The dramatic vote, broadcast on radio, reflected the U.N.’s political power and moral standing at the time. Moshe Shertok (later Sharett), heading the political section of the Jewish Agency, the Palestinian Jews’ government-in-formation, said, “My first feeling is that not only has our cause triumphed at Flushing Meadows [the site of the U.N. vote], but the U.N. has triumphed through our cause. This is the first time that the power energy definition U.N. and the civilized world have decided to create a new state.”

The widespread dancing in the Jewish streets reflected the Jews’ gratitude at this culmination of a 50-year (and 1,900-year) quest for Jewish statehood. Zionist leader Rabbi Abba Hillel Silver celebrated this “turning point in Jewish history,” saying this “noble decision to re-establish and restore the Jewish people gas 0095 to its rightful place in the family of nations will redound to the everlasting credit of the United Nations.”

Here, then, the third proposition becomes more nuanced. Note the Jew-hatred uniting Arab leaders. The Palestinian Arab leadership rejected the compromise, as did most Arabs, who also repudiated the U.N. “Today’s resolution destroys the [U.N.] Charter,” Saudi Arabia’s Emir Faisal al-Saud insisted. Many Arabs called the organization’s move self-destructive. “No,” the U.N. had “not died,” Syria’s Faris al-Khoury said. It was “murdered.”

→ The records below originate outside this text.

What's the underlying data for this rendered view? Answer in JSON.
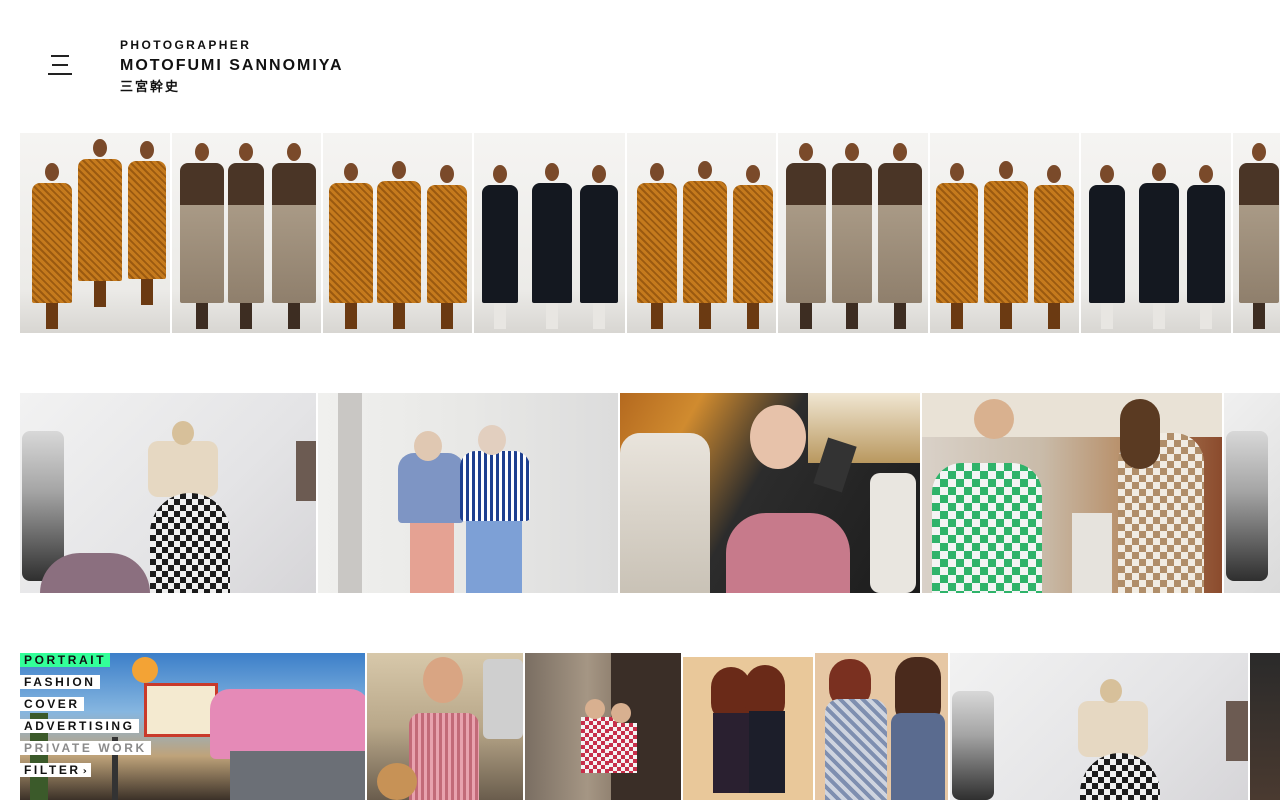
{
  "header": {
    "role": "PHOTOGRAPHER",
    "name": "MOTOFUMI SANNOMIYA",
    "name_jp": "三宮幹史",
    "menu_icon": "menu-icon"
  },
  "filters": {
    "items": [
      {
        "label": "PORTRAIT",
        "state": "active"
      },
      {
        "label": "FASHION",
        "state": "normal"
      },
      {
        "label": "COVER",
        "state": "normal"
      },
      {
        "label": "ADVERTISING",
        "state": "normal"
      },
      {
        "label": "PRIVATE WORK",
        "state": "muted"
      }
    ],
    "filter_label": "FILTER",
    "filter_icon": "chevron-right-icon",
    "accent_color": "#33ff99"
  },
  "gallery": {
    "row1": [
      "orange",
      "beige",
      "orange",
      "black",
      "orange",
      "beige",
      "orange",
      "black",
      "beige"
    ],
    "row2_count": 5,
    "row3_count": 7
  }
}
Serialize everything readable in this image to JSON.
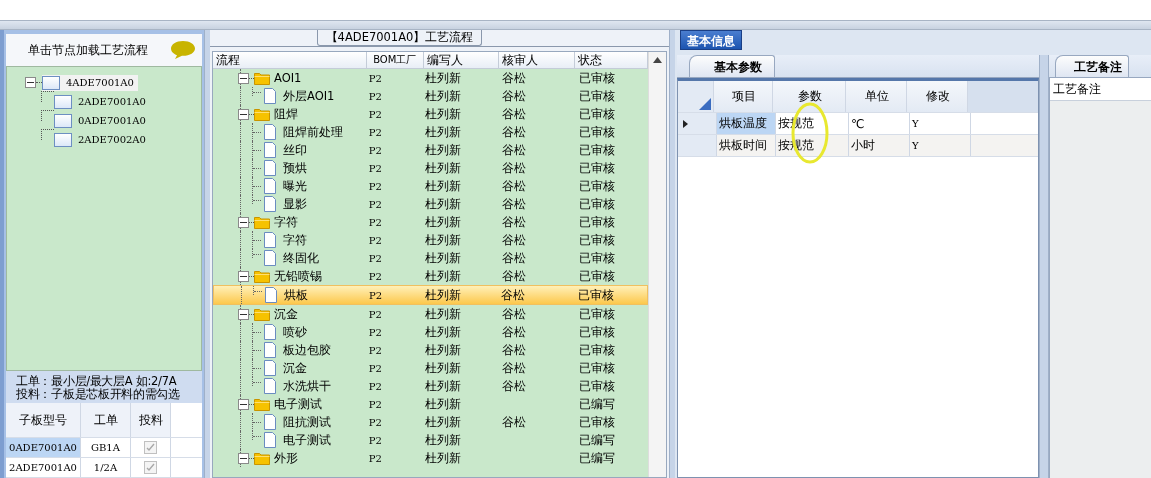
{
  "left_panel": {
    "header": "单击节点加载工艺流程",
    "tree": {
      "label": "4ADE7001A0",
      "expanded": true,
      "children": [
        {
          "label": "2ADE7001A0"
        },
        {
          "label": "0ADE7001A0"
        },
        {
          "label": "2ADE7002A0"
        }
      ]
    },
    "note_lines": [
      "工单：最小层/最大层A 如:2/7A",
      "投料：子板是芯板开料的需勾选"
    ],
    "table": {
      "columns": [
        "子板型号",
        "工单",
        "投料"
      ],
      "rows": [
        {
          "board": "0ADE7001A0",
          "order": "GB1A",
          "checked": true,
          "selected": true
        },
        {
          "board": "2ADE7001A0",
          "order": "1/2A",
          "checked": true,
          "selected": false
        }
      ]
    }
  },
  "process_panel": {
    "title": "【4ADE7001A0】工艺流程",
    "columns": [
      "流程",
      "BOM工厂",
      "编写人",
      "核审人",
      "状态"
    ],
    "groups": [
      {
        "name": "AOI1",
        "expanded": true,
        "factory": "P2",
        "author": "杜列新",
        "reviewer": "谷松",
        "status": "已审核",
        "selected": false,
        "children": [
          {
            "name": "外层AOI1",
            "factory": "P2",
            "author": "杜列新",
            "reviewer": "谷松",
            "status": "已审核",
            "selected": false
          }
        ]
      },
      {
        "name": "阻焊",
        "expanded": true,
        "factory": "P2",
        "author": "杜列新",
        "reviewer": "谷松",
        "status": "已审核",
        "selected": false,
        "children": [
          {
            "name": "阻焊前处理",
            "factory": "P2",
            "author": "杜列新",
            "reviewer": "谷松",
            "status": "已审核",
            "selected": false
          },
          {
            "name": "丝印",
            "factory": "P2",
            "author": "杜列新",
            "reviewer": "谷松",
            "status": "已审核",
            "selected": false
          },
          {
            "name": "预烘",
            "factory": "P2",
            "author": "杜列新",
            "reviewer": "谷松",
            "status": "已审核",
            "selected": false
          },
          {
            "name": "曝光",
            "factory": "P2",
            "author": "杜列新",
            "reviewer": "谷松",
            "status": "已审核",
            "selected": false
          },
          {
            "name": "显影",
            "factory": "P2",
            "author": "杜列新",
            "reviewer": "谷松",
            "status": "已审核",
            "selected": false
          }
        ]
      },
      {
        "name": "字符",
        "expanded": true,
        "factory": "P2",
        "author": "杜列新",
        "reviewer": "谷松",
        "status": "已审核",
        "selected": false,
        "children": [
          {
            "name": "字符",
            "factory": "P2",
            "author": "杜列新",
            "reviewer": "谷松",
            "status": "已审核",
            "selected": false
          },
          {
            "name": "终固化",
            "factory": "P2",
            "author": "杜列新",
            "reviewer": "谷松",
            "status": "已审核",
            "selected": false
          }
        ]
      },
      {
        "name": "无铅喷锡",
        "expanded": true,
        "factory": "P2",
        "author": "杜列新",
        "reviewer": "谷松",
        "status": "已审核",
        "selected": false,
        "children": [
          {
            "name": "烘板",
            "factory": "P2",
            "author": "杜列新",
            "reviewer": "谷松",
            "status": "已审核",
            "selected": true
          }
        ]
      },
      {
        "name": "沉金",
        "expanded": true,
        "factory": "P2",
        "author": "杜列新",
        "reviewer": "谷松",
        "status": "已审核",
        "selected": false,
        "children": [
          {
            "name": "喷砂",
            "factory": "P2",
            "author": "杜列新",
            "reviewer": "谷松",
            "status": "已审核",
            "selected": false
          },
          {
            "name": "板边包胶",
            "factory": "P2",
            "author": "杜列新",
            "reviewer": "谷松",
            "status": "已审核",
            "selected": false
          },
          {
            "name": "沉金",
            "factory": "P2",
            "author": "杜列新",
            "reviewer": "谷松",
            "status": "已审核",
            "selected": false
          },
          {
            "name": "水洗烘干",
            "factory": "P2",
            "author": "杜列新",
            "reviewer": "谷松",
            "status": "已审核",
            "selected": false
          }
        ]
      },
      {
        "name": "电子测试",
        "expanded": true,
        "factory": "P2",
        "author": "杜列新",
        "status": "已编写",
        "selected": false,
        "children": [
          {
            "name": "阻抗测试",
            "factory": "P2",
            "author": "杜列新",
            "reviewer": "谷松",
            "status": "已审核",
            "selected": false
          },
          {
            "name": "电子测试",
            "factory": "P2",
            "author": "杜列新",
            "status": "已编写",
            "selected": false
          }
        ]
      },
      {
        "name": "外形",
        "expanded": true,
        "factory": "P2",
        "author": "杜列新",
        "status": "已编写",
        "selected": false
      }
    ]
  },
  "info_panel": {
    "tabs": [
      {
        "label": "基本信息",
        "selected": true
      }
    ],
    "params": {
      "tab": "基本参数",
      "columns": [
        "项目",
        "参数",
        "单位",
        "修改"
      ],
      "rows": [
        {
          "cells": [
            "烘板温度",
            "按规范",
            "℃",
            "Y"
          ],
          "current": true
        },
        {
          "cells": [
            "烘板时间",
            "按规范",
            "小时",
            "Y"
          ],
          "current": false
        }
      ]
    },
    "notes": {
      "tab": "工艺备注",
      "label": "工艺备注"
    }
  }
}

Contrasting the many examples of Arab-Jewish neighborliness before 1947 with the violence of leaders such as the Grand Mufti, professor Efraim Karsch in “Palestine Betrayed” concludes that neither the U.N. nor the Americans nor the Soviets nor the Jews betrayed the Palestinians. They were betrayed — then as now — by extremist leaders resisting reality, undermining peace, still trying to destroy the one Jewish state established on a small sliver of land gas after eating meat to fulfill a 3,500-year-old dream.